Lincoln Memorial

Rab knew Washington DC like the back of his hand. Spending a dozen or so summers there, it had all became a bit ‘old-hat’. He and Lincoln went way back, he had stood there and gazed, camera in hand time and time again, vying for the best angle, trying to capture that ever-illusive shot. It’s horrible shooting statues. Always that same god-awful angle, looking up, in reverence, but that’s why they build statues so high.

He posed; his friend was clueless as to how to use the camera, it was an old Minolta SLR. He counted to three but clearly pressed the shutter release on 1 thinking it would autofocus like a digital. The moment was captured, an out of focus tourist scratching his nose in front of Abraham Lincoln. That was all it took, a small button pressed two seconds too early and a few millimetres out of focus.


When Rab would get home, he would have his photos developed, and looking through them, he would notice something very strange about this photo. For the first time he would actually notice that there was a statue in the background. He would notice it because it was in focus and he was not. He would notice a million details he had never noticed before. How long had he been doing this? Flicking through life’s moments worried so much about getting the right photo of it. Where had this vanity come from? He would become angry with himself, what right did he have to be in this photo? What vainglorious nonsense had overcame him to be centre shot and focus of such an impeccable and grandiose statue.

Had he stood shoulder to shoulder with Narcissus, unable to see beyond the reflection of his own image?

At its very core Rab had failed to take in the statues magnificence. Just like a young boy, too stupid to understand the history of what was before him, the magnitude of what Lincoln had achieved. They hadn’t taught him that in school, how to appreciate history, only how to write the correct sentences, in the correct formations, with the correct dates to get the correct grades.

But he didn’t know any of this at the time, and he waited his turn to get his shot when there were no tourists in sight. He rushed on up to make his pose and the shot was taken. He was happy, he thought he had the correct shot to match all the correct knowledge in his correct mind. He even stood in front of the monument and showed off to his friend how much he knew about Lincoln.
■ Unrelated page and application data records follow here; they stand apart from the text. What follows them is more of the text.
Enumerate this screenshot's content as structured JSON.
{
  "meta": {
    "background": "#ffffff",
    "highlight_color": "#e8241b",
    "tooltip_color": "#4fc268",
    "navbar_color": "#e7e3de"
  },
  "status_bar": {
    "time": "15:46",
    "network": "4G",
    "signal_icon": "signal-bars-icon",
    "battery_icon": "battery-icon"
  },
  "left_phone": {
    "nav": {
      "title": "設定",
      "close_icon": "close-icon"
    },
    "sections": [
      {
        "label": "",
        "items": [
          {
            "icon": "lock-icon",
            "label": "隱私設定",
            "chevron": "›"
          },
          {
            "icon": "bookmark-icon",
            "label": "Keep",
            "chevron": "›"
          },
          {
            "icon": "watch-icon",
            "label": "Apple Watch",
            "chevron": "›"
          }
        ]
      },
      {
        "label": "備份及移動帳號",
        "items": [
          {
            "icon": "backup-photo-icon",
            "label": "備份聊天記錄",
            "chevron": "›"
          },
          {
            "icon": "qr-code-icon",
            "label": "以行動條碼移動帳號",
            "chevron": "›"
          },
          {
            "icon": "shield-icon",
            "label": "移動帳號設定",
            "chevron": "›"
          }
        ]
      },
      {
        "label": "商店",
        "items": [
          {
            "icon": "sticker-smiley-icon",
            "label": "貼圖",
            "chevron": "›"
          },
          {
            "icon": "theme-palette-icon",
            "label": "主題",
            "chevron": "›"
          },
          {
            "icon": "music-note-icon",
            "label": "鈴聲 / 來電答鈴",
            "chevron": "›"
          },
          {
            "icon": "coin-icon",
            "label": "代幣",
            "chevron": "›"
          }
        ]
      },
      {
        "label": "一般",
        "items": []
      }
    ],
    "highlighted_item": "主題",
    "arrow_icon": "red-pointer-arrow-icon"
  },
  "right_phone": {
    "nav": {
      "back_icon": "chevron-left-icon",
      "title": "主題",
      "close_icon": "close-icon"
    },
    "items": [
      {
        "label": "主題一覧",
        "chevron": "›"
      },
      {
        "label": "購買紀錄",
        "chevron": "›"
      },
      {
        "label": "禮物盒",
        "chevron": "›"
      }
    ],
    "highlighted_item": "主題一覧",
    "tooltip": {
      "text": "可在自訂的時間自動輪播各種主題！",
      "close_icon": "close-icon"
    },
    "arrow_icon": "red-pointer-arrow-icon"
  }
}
He knew nothing, not about Lincoln, and in a twist of irony he had completely miss understood his favourite quote.

Be sure to put your feet in the right place, then stand firm. – Abraham Lincoln.


Leave a Reply

Fill in your details below or click an icon to log in: Logo

You are commenting using your account. Log Out /  Change )

Google photo

You are commenting using your Google account. Log Out /  Change )

Twitter picture

You are commenting using your Twitter account. Log Out /  Change )

Facebook photo

You are commenting using your Facebook account. Log Out /  Change )

Connecting to %s